The debate over the existence of man-made climate change is all but settled — 97 percent of climate scientists agree on this, according to NASA. And for the past few years, many policymakers — especially of the Democratic persuasion — have called it an existential threat.
MEET THE MAYOR?
New York City is a big place — so big, it’s easy to get lost. Or at the very least, overlooked. Especially anyone living or working in the outer boroughs. Just ask pretty much every mayor who’s led the city. All of them, that is, except one — Maya Wiley. If voters choose to elect her first, of course.

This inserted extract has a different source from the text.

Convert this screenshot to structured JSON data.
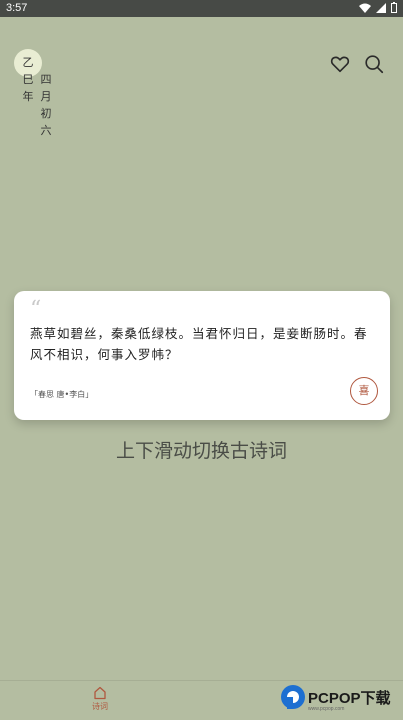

Over the last three years, nearly 79,000 eighth and ninth graders have tried to gain entry into a handful of the city’s specialized schools like Bronx Science and the High School of American Studies, only to have more than 65,000 of them fall short.
Elsbeth Fleischman passed away on May 1, 2021, at Calvary Hospital in the Bronx. She was 91.
Another window has been broken by a rock, but police say they don’t believe it’s related to a string of vandalism attacks on synagogues last month.
Gov. David Paterson, who led the state between the tenures of two embattled executives — Eliot Spitzer and Andrew Cuomo — is backing Councilman Fernando Cabrera in his quest to become the next Bronx borough president.
Jacques d’Amboise, a nationally renowned ballet dancer who in later years taught dance for free to many children across teh city, died Sunday at 86.
The hits just kept on coming for city comptroller and mayoral candidate Scott Stringer after a woman accused him of sexual harassment and abuse while she interned for him 20 years ago.
The coronavirus pandemic has forced many to quickly figure out how long-planned life events like weddings could work in a time of forced social distancing. Many simply postponed these events indefinitely, but not everything can be pushed back.